Andrew Lih, a longtime Wikimedian strategist who works tirelessly with cultural institutions to better integrate into the digital universe, explains it this way:
(2:33) Think about it, where would you go to get the most accurate and expansive information and knowledge on the internet today? Would it be from a site that you have to pay for it? Well, you have to pay for it, right? Or would it be a site that has lots of advertising? Because you’d be worried about the advertising influencing what you find there….Wikipedia is in fact the best resource on the internet in multiple languages that has been established over the last 20 years as the go-to place for answers…
(7:40)…And you’ll often see on Wikipedia, because it’s such an international community and having thousands and thousands of volunteer contributors, that you can actually get better coverage of things related to East Asian art or Aboriginal art than even well-resourced institutions because you actually have a greater scope of contributors than those institutions.
(16:17)…And the nice thing about today is impact is you upload to Wikipedia or Wikimedia Commons and boom, it’s ingested into Google within 10 minutes. You say, hey, Google, who painted this painting? Oh, well, that data you contributed as a museum, it’s now being announced on voice assistance. It’s being available on Siri. It’s made available on mobile phones. So there is that direct line between putting the effort in here from a cultural heritage institution to it being immediately useful, not like days or weeks later, but minutes.
This analysis of popular content categories below shows how well Wikipedia articles mirror the range and depth of topics museums generally create content about:
Here are 5 easy steps to strengthen your institution’s relationship with Wikipedia:
- Secure Wikimedia-approved institutional editor status.
- Enhance your institution’s Wikipedia entry and Wikidata information (in as many languages as possible). Doing so will increase your find-ability.
- Pick a topic that relates to your institution’s mission, connects to a community of interest, and also appears in Wikipedia.
- Add content (text, images, etc…) to broaden the Wikipedia entry and deepen the connection with your institution (& don’t forget to add a hyperlink to your institution’s website).
- Use your social media channels to spark conversations around the topic and promote relevant content on your website.

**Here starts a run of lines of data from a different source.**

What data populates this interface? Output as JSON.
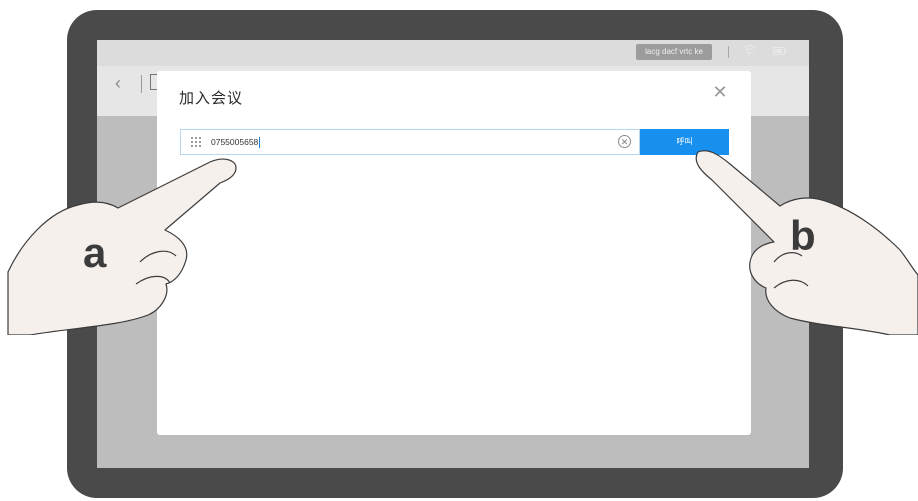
{
  "statusbar": {
    "chip_text": "lacg dacf vrtc ke"
  },
  "appbar": {
    "back_icon": "chevron-left-icon"
  },
  "dialog": {
    "title": "加入会议",
    "close_icon": "close-icon",
    "input_value": "0755005658",
    "keypad_icon": "keypad-icon",
    "clear_icon": "clear-circle-icon",
    "call_label": "呼叫"
  },
  "callouts": {
    "a": "a",
    "b": "b"
  }
}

As you may know, artificial intelligence systems use Wikipedia, and its constellation of “wiki” information products, as their training ground. As the wired world moves to use tools like ChatGPT to navigate their online learning, your museum’s presence in these online learning resources becomes increasingly important.